*** Block opens ***

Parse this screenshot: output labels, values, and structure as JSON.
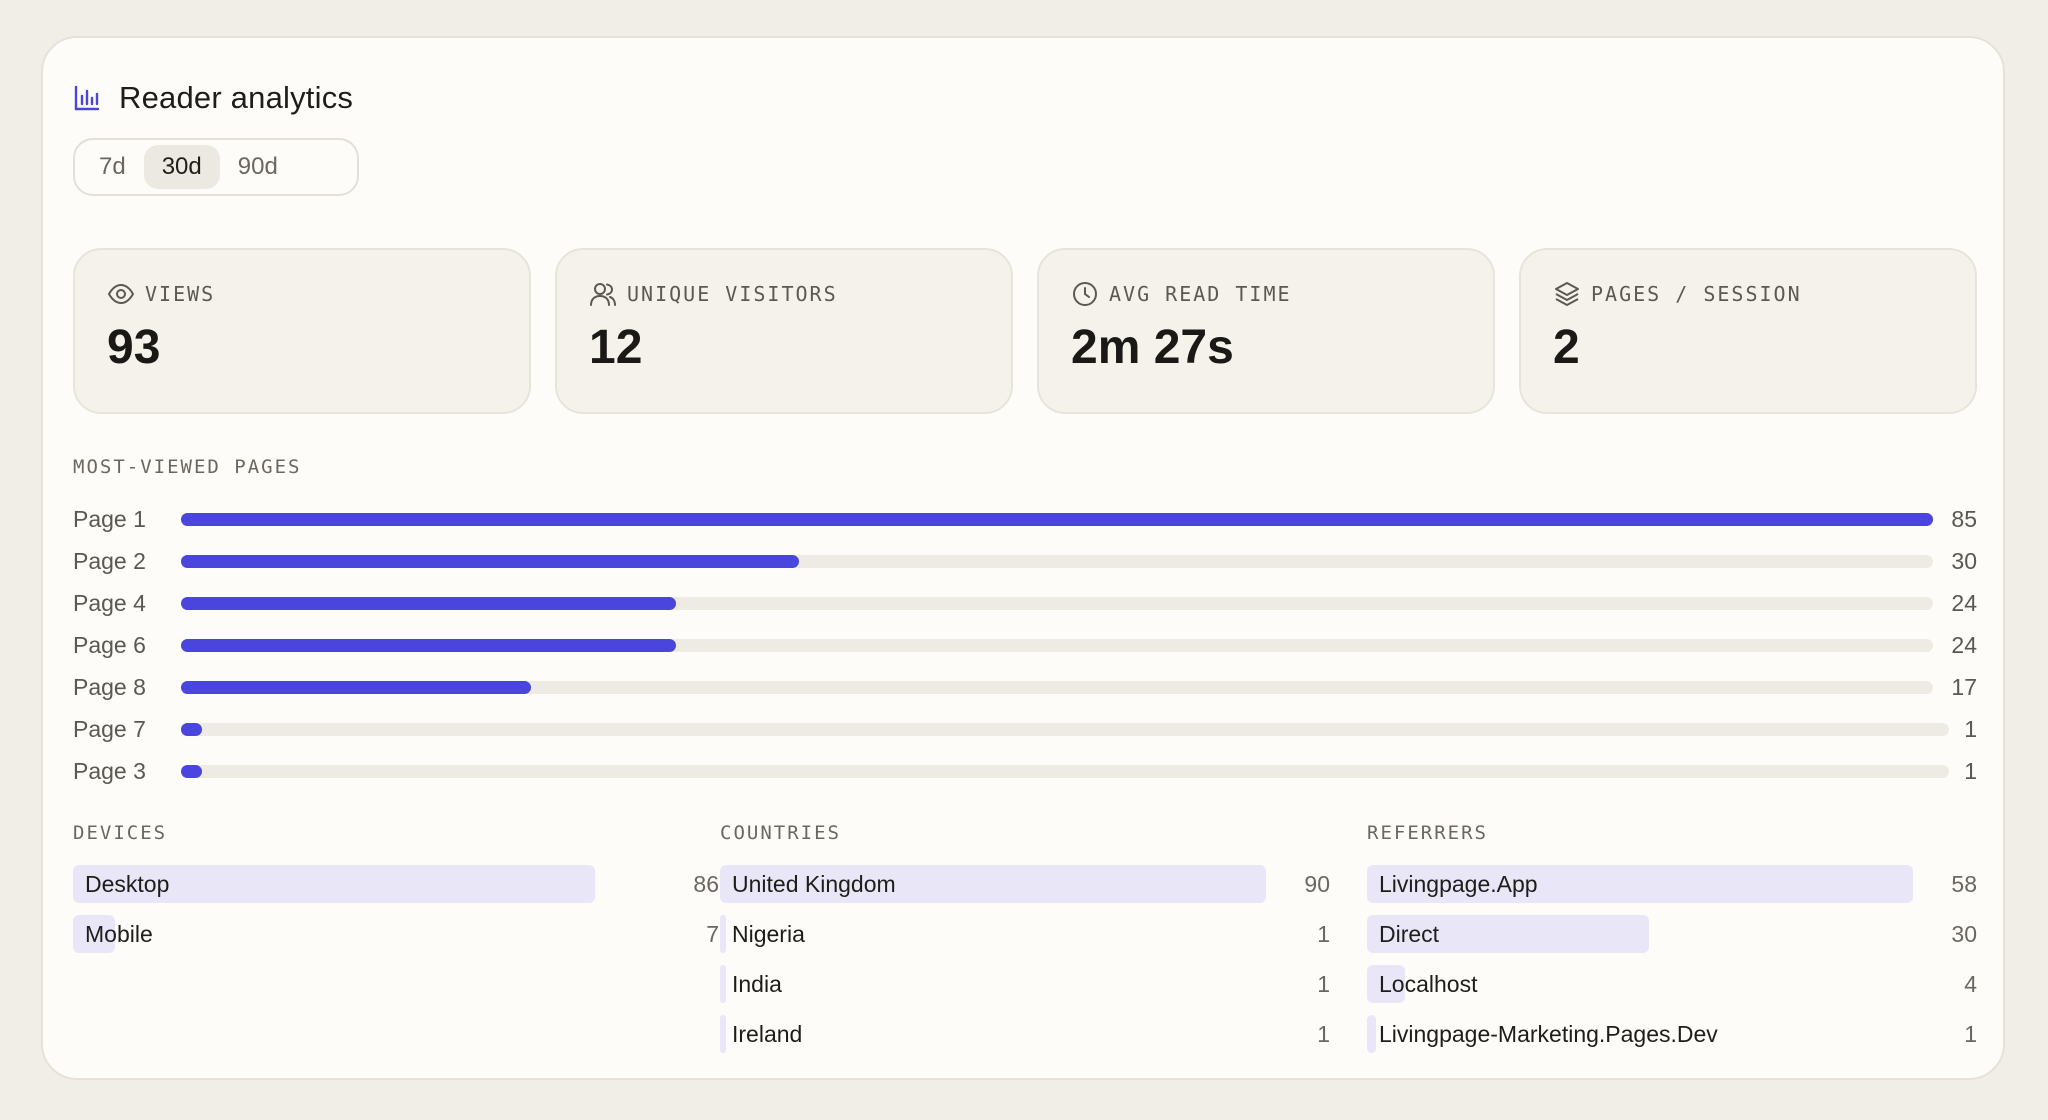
{
  "header": {
    "title": "Reader analytics",
    "icon": "bar-chart-icon"
  },
  "range": {
    "options": [
      "7d",
      "30d",
      "90d"
    ],
    "selected": "30d"
  },
  "stats": [
    {
      "label": "VIEWS",
      "value": "93",
      "icon": "eye-icon"
    },
    {
      "label": "UNIQUE VISITORS",
      "value": "12",
      "icon": "users-icon"
    },
    {
      "label": "AVG READ TIME",
      "value": "2m 27s",
      "icon": "clock-icon"
    },
    {
      "label": "PAGES / SESSION",
      "value": "2",
      "icon": "layers-icon"
    }
  ],
  "most_viewed": {
    "label": "MOST-VIEWED PAGES",
    "items": [
      {
        "name": "Page 1",
        "count": 85
      },
      {
        "name": "Page 2",
        "count": 30
      },
      {
        "name": "Page 4",
        "count": 24
      },
      {
        "name": "Page 6",
        "count": 24
      },
      {
        "name": "Page 8",
        "count": 17
      },
      {
        "name": "Page 7",
        "count": 1
      },
      {
        "name": "Page 3",
        "count": 1
      }
    ]
  },
  "devices": {
    "label": "DEVICES",
    "items": [
      {
        "name": "Desktop",
        "count": 86
      },
      {
        "name": "Mobile",
        "count": 7
      }
    ]
  },
  "countries": {
    "label": "COUNTRIES",
    "items": [
      {
        "name": "United Kingdom",
        "count": 90
      },
      {
        "name": "Nigeria",
        "count": 1
      },
      {
        "name": "India",
        "count": 1
      },
      {
        "name": "Ireland",
        "count": 1
      }
    ]
  },
  "referrers": {
    "label": "REFERRERS",
    "items": [
      {
        "name": "Livingpage.App",
        "count": 58
      },
      {
        "name": "Direct",
        "count": 30
      },
      {
        "name": "Localhost",
        "count": 4
      },
      {
        "name": "Livingpage-Marketing.Pages.Dev",
        "count": 1
      }
    ]
  },
  "colors": {
    "accent": "#4a45dc",
    "accent_light": "#e9e7f7",
    "track": "#eeebe4"
  }
}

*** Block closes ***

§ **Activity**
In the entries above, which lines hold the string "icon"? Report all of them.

§ **Response for this exercise**
    "icon": "bar-chart-icon"
      "icon": "eye-icon"
      "icon": "users-icon"
      "icon": "clock-icon"
      "icon": "layers-icon"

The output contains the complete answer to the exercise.